Daily World News Digest, 22 May 2017

Chinese lawyer Wang Quanzhang still missing

BBC News carried a story today about Wang Quanzhang, a lawyer who was detained by the Chinese authorities in August 2015 as part of a nationwide operation in which more than 200 lawyers, legal assistants and human rights activists were brought in for questioning. Almost two years later, Mr Wang is the only lawyer from whom nothing has been heard at all. His wife, Li Wenzu, said he has no right to communicate with the outside world as he has been deprived of all rights. There have been allegations that some of the lawyers have been tortured during their detention. http://bbc.in/2qb1453

Nepal: disappeared people registered as deceased

The Himalayan Times, carried a story on Saturday noting that family members of at least 150 disappeared persons have registered complaints with the Commission of Investigation of Enforced Disappeared Persons (CIEDP). However, a CIEDP spokesperson said a decision has not yet been made on whether or not to begin an enquiry as these people are listed as “deceased” in office records. The victims’ families had lodged complaints at their respective local registrar’s offices that their relatives had died in the course of the rebellion and thus acquired their death certificates in order to receive financial relief. http://bit.ly/2r7QDEn

Thailand: Three years of Junta’s Empty promises to respect rights and restore democracy

On Sunday, Human Rights Watch issued a statement saying that Thailand’s government has failed to fulfill pledges to respect human rights and restore democratic rule three years after the military coup. “The ruling National Council for Peace and Order (NCPO) pushed the new constitution, which was promulgated on March 6, 2017 ensuring that NCPO members will not be held accountable for any of the many rights violations committed since taking power. Under NCPO Orders 3/2015 and 13/2016, military authorities have the power to secretly detain people for up to seven days without charge and interrogate them without access to lawyers or safeguards against mistreatment. Human Rights Watch has frequently raised serious concerns regarding secret military detention in Thailand. The junta continues to refuse to provide information about people in secret detention.” http://bit.ly/2qLACmz

Cambodians remember victims of Killing Fields

Reuters reported on Friday about hundreds of people gathering at one of Cambodia’s most notorious Killing Fields to remember victims of the Khmer Rouge genocide of at least 1.8 million Cambodians in the 1970s. The Khmer Rouge ruled Cambodia from 1975 to 1979. A tower of skulls and bones stands at the center of a memorial to an era in which hardly any Cambodian family was spared losses. Most of the victims died of starvation, torture, exhaustion or disease in labor camps or were bludgeoned to death during mass executions. http://reut.rs/2qG9HbA

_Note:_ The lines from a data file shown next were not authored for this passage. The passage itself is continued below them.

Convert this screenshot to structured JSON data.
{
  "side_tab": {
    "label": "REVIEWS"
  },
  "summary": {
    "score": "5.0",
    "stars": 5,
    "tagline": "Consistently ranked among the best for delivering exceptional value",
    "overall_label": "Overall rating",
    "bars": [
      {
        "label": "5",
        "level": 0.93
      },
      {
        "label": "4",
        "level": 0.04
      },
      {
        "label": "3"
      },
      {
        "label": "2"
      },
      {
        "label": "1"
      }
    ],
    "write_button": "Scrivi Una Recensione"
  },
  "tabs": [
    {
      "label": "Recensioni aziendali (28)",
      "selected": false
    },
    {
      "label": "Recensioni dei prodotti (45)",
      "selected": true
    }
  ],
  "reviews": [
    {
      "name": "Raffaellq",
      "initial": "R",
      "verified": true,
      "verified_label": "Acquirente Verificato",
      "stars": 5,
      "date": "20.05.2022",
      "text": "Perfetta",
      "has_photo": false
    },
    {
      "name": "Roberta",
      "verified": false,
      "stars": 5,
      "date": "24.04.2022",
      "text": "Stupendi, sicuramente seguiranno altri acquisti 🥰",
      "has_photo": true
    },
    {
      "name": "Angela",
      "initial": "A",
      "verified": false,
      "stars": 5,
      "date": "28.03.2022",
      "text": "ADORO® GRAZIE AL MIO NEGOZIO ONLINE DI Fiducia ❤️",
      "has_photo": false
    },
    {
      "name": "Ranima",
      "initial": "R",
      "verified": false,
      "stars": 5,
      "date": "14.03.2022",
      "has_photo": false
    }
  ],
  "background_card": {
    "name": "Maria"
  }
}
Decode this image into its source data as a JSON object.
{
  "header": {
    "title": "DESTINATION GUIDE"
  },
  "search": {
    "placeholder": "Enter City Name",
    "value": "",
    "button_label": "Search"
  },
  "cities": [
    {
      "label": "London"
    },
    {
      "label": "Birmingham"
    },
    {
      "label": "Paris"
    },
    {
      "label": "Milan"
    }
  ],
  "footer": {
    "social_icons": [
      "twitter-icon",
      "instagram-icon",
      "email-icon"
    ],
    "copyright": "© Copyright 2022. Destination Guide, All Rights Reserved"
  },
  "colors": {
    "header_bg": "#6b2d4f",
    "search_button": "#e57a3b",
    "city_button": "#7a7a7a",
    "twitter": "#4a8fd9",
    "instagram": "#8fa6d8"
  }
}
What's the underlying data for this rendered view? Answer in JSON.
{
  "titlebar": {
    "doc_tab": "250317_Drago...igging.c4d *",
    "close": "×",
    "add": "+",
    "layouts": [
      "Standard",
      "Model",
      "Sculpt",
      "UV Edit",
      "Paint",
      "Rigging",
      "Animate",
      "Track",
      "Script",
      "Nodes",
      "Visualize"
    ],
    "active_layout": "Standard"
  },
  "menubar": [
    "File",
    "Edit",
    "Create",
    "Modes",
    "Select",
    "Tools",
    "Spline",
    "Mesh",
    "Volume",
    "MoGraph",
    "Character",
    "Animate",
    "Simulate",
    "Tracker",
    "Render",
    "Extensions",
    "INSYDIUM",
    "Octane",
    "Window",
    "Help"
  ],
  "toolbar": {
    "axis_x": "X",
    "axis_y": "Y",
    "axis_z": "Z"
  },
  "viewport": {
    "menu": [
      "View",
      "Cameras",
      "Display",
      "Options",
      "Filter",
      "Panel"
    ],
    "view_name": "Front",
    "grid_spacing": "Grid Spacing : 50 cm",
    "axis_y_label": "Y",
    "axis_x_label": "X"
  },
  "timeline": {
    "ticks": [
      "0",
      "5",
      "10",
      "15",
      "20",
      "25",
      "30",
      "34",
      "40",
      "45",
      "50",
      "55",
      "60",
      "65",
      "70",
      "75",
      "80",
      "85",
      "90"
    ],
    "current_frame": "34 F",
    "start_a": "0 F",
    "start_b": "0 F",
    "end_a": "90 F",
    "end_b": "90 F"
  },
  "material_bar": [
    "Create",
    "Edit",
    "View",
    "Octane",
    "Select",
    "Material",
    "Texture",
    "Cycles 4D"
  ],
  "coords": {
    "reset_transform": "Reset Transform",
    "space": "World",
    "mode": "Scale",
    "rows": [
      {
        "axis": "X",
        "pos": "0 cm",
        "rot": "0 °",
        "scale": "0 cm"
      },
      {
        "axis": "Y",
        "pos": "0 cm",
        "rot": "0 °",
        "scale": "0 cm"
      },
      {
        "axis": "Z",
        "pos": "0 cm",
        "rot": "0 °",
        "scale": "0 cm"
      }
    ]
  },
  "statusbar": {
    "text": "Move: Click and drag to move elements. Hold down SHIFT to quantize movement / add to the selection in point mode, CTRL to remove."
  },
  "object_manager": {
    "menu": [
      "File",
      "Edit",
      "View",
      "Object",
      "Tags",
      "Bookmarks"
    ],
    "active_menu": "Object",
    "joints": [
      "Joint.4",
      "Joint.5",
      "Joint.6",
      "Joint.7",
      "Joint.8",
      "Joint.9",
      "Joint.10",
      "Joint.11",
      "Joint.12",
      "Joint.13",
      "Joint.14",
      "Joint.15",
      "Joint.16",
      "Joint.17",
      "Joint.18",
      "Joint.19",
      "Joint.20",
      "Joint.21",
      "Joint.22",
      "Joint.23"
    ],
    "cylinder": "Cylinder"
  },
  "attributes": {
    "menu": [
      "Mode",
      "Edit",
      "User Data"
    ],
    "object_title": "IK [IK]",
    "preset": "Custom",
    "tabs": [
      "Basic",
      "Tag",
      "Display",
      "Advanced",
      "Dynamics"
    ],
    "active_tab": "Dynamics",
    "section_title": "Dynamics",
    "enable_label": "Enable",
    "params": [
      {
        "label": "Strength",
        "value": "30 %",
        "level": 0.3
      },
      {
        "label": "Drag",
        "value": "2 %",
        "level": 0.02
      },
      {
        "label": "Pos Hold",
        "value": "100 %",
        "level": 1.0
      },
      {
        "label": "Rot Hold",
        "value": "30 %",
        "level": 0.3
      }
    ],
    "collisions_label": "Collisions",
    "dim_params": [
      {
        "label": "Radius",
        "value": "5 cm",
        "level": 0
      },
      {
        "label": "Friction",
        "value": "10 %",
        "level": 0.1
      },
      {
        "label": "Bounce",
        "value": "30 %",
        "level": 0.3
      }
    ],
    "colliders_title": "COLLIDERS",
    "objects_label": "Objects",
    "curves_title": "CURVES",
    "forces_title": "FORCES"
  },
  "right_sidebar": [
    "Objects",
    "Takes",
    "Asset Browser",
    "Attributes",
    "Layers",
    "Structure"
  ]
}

5,000 refugees rescued on route to Italy from Libya

Al Jazeera reported on Sunday that 5,000 refugees were rescued on the route from Libya to Italy last week. About 2,900 people were rescued on Thursday, 2,300 of whom were found in international waters and taken to Italy, while 580 who were picked up in Libyan waters were returned to Libya. Through Friday until Saturday morning, coastguards rescued another 2,100 refugees packed in 17 vessels, but found the body of one man who had drowned, the Italian coastguard said. http://bit.ly/2rGhfJX

Charities prepare to withdraw from Greek islands, refugees to be left without vital services

The Independent reported on Sunday that thousands of refugees in Greece are at risk of losing vital support when charities withdraw services from camps on the islands, as changes to EU funding are set to leave them out of contract by the end of July. The Greek government will take over funding and managing support services to the camps on 31 July, but aid organizations fear the transition has been poorly planned. http://ind.pn/2qaX4le

Items in Daily World News Digest are summaries of published reports relevant to the issue of missing persons, compiled by ICMP staff. These items do not necessarily reflect the position of ICMP.